START Data

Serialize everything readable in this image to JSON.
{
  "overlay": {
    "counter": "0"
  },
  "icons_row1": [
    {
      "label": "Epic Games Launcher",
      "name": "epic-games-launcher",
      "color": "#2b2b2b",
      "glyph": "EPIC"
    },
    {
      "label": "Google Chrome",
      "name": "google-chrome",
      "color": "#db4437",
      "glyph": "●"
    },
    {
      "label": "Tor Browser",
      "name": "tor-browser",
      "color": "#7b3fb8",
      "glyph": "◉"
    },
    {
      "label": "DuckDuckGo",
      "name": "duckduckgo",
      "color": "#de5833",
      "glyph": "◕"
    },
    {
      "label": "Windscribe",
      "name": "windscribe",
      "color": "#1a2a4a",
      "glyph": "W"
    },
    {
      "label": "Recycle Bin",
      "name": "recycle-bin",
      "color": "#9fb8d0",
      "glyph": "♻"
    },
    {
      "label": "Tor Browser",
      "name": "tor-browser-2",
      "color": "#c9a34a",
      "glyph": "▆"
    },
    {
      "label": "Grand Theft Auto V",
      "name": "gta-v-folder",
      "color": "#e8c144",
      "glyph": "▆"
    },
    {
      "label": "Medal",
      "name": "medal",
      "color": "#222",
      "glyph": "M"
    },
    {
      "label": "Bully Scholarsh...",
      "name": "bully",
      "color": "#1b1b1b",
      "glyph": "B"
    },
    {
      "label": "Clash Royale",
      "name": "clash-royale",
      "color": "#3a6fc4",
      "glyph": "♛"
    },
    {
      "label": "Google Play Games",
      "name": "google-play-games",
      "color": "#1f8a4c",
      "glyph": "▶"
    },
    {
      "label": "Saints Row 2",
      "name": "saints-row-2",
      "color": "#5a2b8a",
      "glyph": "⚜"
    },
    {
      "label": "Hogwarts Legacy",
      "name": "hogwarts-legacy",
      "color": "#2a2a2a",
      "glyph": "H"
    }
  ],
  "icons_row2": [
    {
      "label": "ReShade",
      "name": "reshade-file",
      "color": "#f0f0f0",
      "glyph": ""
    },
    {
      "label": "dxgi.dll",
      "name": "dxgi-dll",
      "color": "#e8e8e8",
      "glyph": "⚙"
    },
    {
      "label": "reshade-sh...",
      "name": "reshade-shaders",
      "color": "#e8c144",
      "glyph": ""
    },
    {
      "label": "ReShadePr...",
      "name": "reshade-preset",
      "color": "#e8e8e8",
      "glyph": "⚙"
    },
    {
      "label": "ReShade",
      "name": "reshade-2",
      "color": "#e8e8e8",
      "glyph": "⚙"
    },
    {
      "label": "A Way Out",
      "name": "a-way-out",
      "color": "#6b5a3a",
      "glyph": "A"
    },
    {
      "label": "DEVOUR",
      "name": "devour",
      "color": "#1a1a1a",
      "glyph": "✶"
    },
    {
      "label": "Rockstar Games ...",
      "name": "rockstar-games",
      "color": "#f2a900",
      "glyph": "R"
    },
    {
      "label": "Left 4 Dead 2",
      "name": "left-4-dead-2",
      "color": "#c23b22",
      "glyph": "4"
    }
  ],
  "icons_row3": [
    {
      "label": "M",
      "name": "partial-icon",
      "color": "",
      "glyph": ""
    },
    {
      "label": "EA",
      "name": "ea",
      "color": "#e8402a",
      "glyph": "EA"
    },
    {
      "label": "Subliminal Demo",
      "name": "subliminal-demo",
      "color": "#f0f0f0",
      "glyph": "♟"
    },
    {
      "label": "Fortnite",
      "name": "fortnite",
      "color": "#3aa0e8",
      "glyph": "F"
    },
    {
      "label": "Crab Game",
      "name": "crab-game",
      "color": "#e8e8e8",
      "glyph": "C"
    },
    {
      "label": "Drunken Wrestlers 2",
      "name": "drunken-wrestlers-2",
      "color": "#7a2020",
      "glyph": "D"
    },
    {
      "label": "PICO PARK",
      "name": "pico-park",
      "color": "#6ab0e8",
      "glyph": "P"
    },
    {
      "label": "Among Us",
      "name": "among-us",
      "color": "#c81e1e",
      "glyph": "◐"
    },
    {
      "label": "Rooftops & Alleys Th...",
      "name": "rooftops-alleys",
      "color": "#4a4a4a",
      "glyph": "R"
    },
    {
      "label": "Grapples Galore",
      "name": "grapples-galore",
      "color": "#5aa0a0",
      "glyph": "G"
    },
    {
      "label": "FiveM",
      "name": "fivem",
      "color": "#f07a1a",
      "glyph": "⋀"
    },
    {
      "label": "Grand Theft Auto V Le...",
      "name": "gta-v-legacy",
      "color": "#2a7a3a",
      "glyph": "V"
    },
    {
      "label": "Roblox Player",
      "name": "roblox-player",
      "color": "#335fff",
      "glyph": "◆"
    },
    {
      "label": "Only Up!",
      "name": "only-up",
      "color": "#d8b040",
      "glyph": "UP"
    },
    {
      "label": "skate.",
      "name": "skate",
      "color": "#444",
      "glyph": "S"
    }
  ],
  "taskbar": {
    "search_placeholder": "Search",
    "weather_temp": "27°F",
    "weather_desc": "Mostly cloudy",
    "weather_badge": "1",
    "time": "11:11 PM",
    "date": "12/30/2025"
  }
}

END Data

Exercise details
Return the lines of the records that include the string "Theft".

Result
      "label": "Grand Theft Auto V",
      "label": "Grand Theft Auto V Le...",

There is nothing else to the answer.